--- Task details ---
From the records below, find each line with the string "label" and copy it.

--- Input for this task ---
---

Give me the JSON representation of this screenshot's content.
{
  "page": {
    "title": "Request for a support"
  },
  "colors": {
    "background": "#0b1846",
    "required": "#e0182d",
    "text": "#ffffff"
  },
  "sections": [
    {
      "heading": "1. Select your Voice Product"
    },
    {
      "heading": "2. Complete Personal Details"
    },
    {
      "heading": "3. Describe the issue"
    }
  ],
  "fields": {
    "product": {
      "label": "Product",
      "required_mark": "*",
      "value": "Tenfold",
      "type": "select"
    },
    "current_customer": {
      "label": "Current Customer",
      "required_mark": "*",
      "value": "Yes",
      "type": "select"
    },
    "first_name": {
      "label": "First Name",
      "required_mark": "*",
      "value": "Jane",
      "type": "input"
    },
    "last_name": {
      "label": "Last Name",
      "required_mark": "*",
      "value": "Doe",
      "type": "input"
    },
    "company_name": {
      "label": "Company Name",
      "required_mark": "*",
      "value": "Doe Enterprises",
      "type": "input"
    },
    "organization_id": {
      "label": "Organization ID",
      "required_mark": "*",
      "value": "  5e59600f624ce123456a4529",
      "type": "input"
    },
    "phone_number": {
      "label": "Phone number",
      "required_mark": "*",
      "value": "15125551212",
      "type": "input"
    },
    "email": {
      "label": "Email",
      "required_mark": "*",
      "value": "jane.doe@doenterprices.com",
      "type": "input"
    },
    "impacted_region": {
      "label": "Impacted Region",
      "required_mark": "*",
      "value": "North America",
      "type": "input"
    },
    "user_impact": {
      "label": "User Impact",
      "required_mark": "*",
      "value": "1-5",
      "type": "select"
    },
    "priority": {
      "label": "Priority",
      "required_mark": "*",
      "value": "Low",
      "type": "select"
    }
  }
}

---

--- Result for this exercise ---
      "label": "Product",
      "label": "Current Customer",
      "label": "First Name",
      "label": "Last Name",
      "label": "Company Name",
      "label": "Organization ID",
      "label": "Phone number",
      "label": "Email",
      "label": "Impacted Region",
      "label": "User Impact",
      "label": "Priority",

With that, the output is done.